*The “Journey of Maturity” described by Jesper Andersen:
At the far-left end of the spectrum, you have organisations that do not measure at all – not even with free data such as Google Analytics. It is impossible to know how many falls into this category, but a survey in Denmark in 2016 among communication professionals across a wide range of industries suggested 27 percent.
The next step on the ‘journey’ is typically the kind of organisations where the department head is worried about having to justify a budget or head count and therefore tries to give the impression of a very active department. The result is that they count their own productivity – how many releases were sent out, how many newsletters, how many customer magazines or stories on the intranet were published etc. It is fine to account for how resources are spent – but it has nothing to do with measuring the ‘effect of communication’.
Up next, we start to see organisations that want to measure their communication – and they typically start by looking at the quality of the work, rather than the end users. So, you have things like a public authority measuring the language difficulty of citizen-oriented messages to ensure that the public can understand (e.g. their tax returns or when to show up for a doctor’s appointment). Or you have a head of press relations tracking and measuring how well her brand message is penetrating into the publicity, she is generating in the media.
The next maturity step is actually looking at business results from communication – on Outcomes and Impact – and linking and aligning business goals with communication objectives.
Finally, on the far-right end of the spectrum, you have the organisations that are not only measuring to document results but are also analysing their data extensively for insights to further improve in the future and discover new opportunities.

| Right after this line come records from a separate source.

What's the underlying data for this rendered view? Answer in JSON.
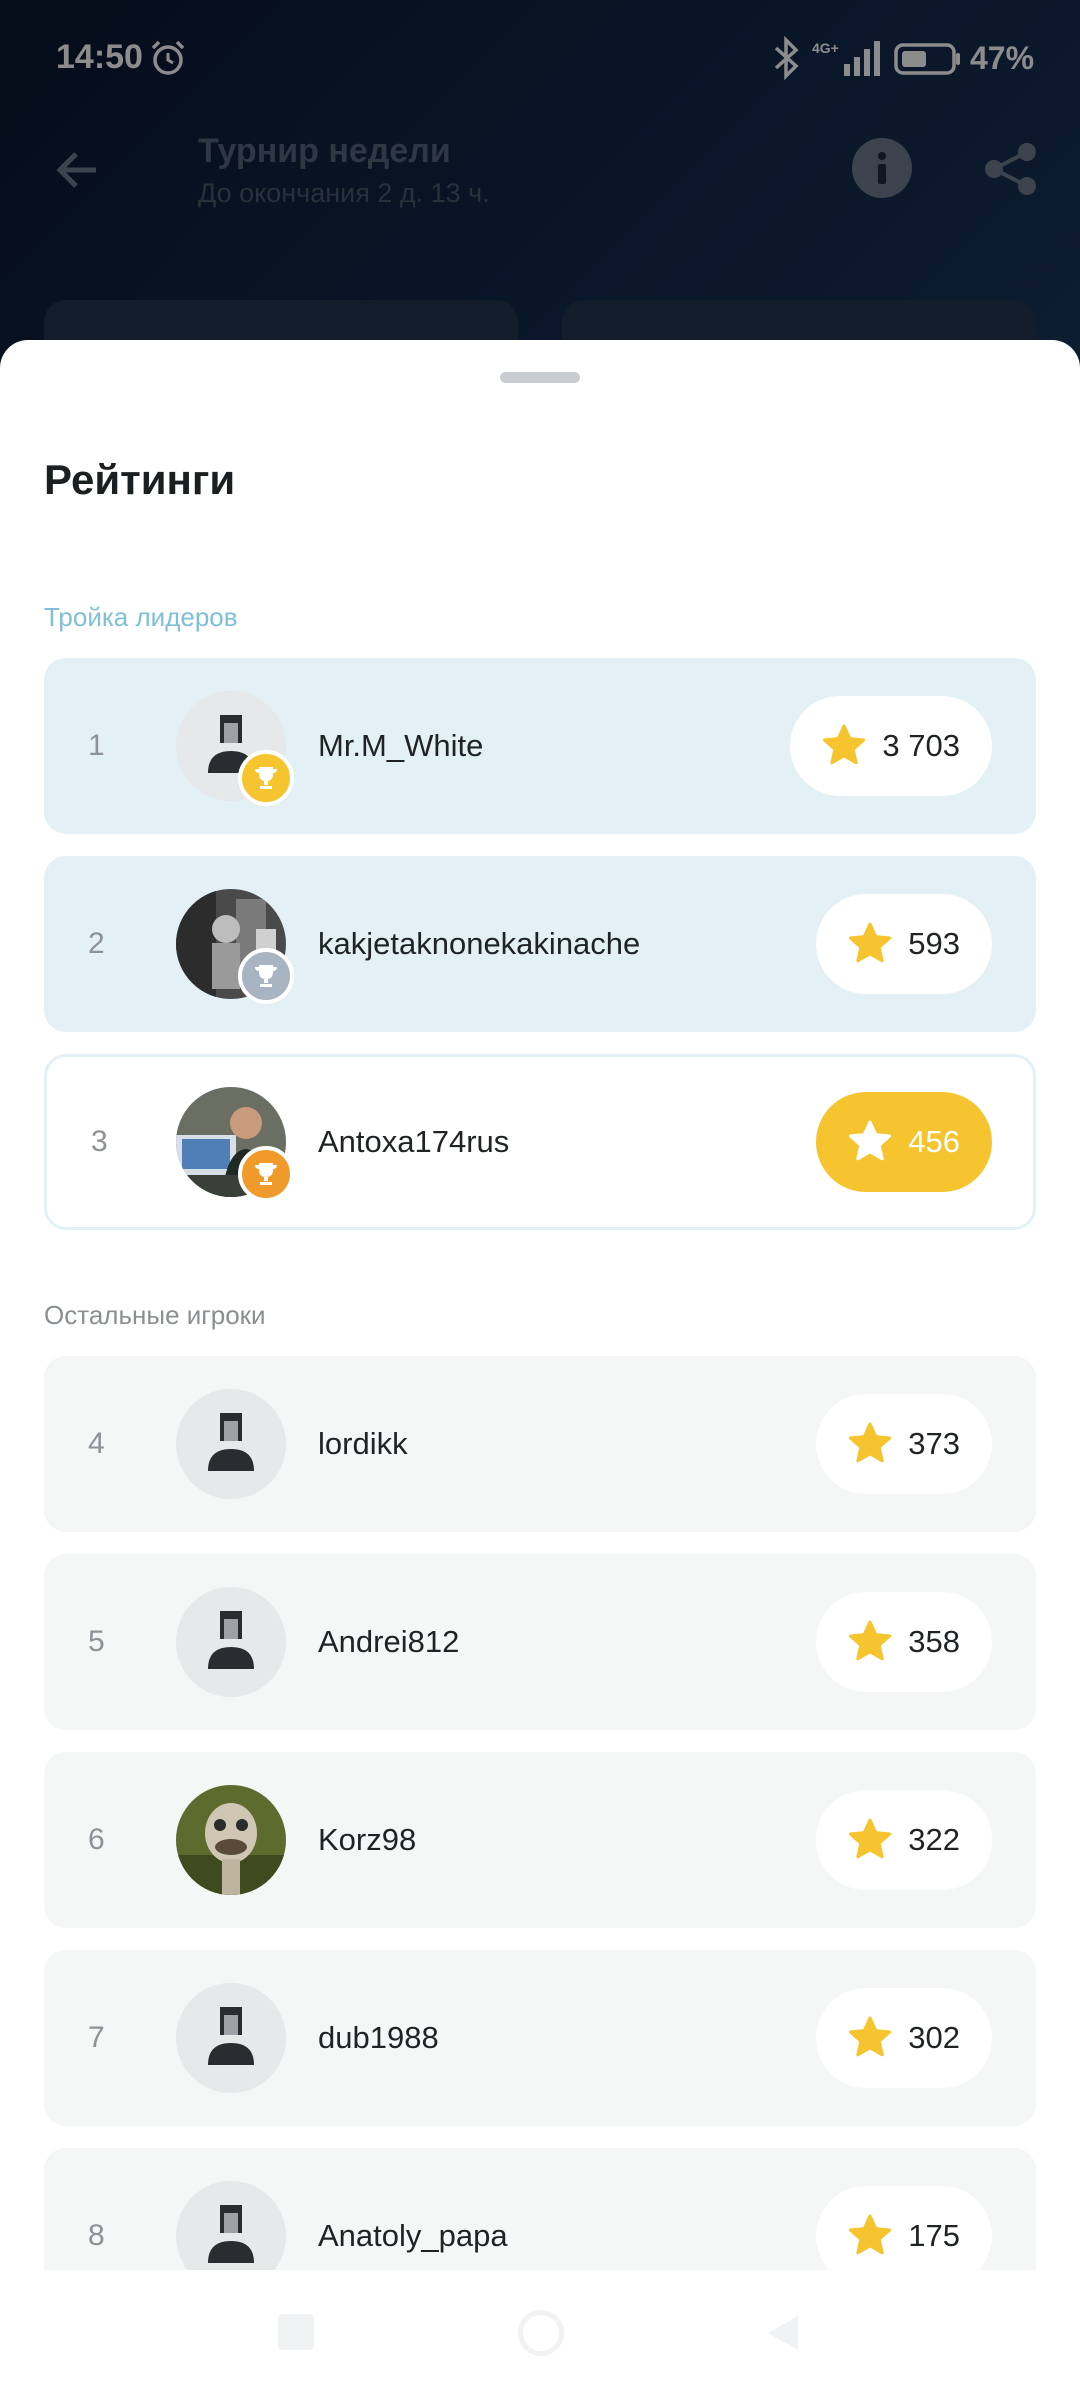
{
  "status_bar": {
    "time": "14:50",
    "network": "4G+",
    "battery_pct": "47%",
    "icons": [
      "alarm-icon",
      "bluetooth-icon",
      "signal-icon",
      "battery-icon"
    ]
  },
  "appbar": {
    "title": "Турнир недели",
    "subtitle": "До окончания 2 д. 13 ч.",
    "icons": [
      "back-arrow-icon",
      "info-icon",
      "share-icon"
    ]
  },
  "sheet": {
    "title": "Рейтинги",
    "leaders_label": "Тройка лидеров",
    "others_label": "Остальные игроки"
  },
  "leaders": [
    {
      "rank": "1",
      "name": "Mr.M_White",
      "score": "3 703",
      "trophy": "gold",
      "avatar": "default"
    },
    {
      "rank": "2",
      "name": "kakjetaknonekakinache",
      "score": "593",
      "trophy": "silver",
      "avatar": "photo"
    },
    {
      "rank": "3",
      "name": "Antoxa174rus",
      "score": "456",
      "trophy": "bronze",
      "avatar": "photo",
      "current_user": true
    }
  ],
  "players": [
    {
      "rank": "4",
      "name": "lordikk",
      "score": "373",
      "avatar": "default"
    },
    {
      "rank": "5",
      "name": "Andrei812",
      "score": "358",
      "avatar": "default"
    },
    {
      "rank": "6",
      "name": "Korz98",
      "score": "322",
      "avatar": "photo"
    },
    {
      "rank": "7",
      "name": "dub1988",
      "score": "302",
      "avatar": "default"
    },
    {
      "rank": "8",
      "name": "Anatoly_papa",
      "score": "175",
      "avatar": "default"
    }
  ],
  "colors": {
    "accent_gold": "#f6c42e",
    "leader_row_bg": "#e3f1f6",
    "leaders_label": "#7fc0d6",
    "row_bg": "#f5f6f6"
  }
}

Jesper produced an e-book capturing measurement best practice around the world, freely accessible from here.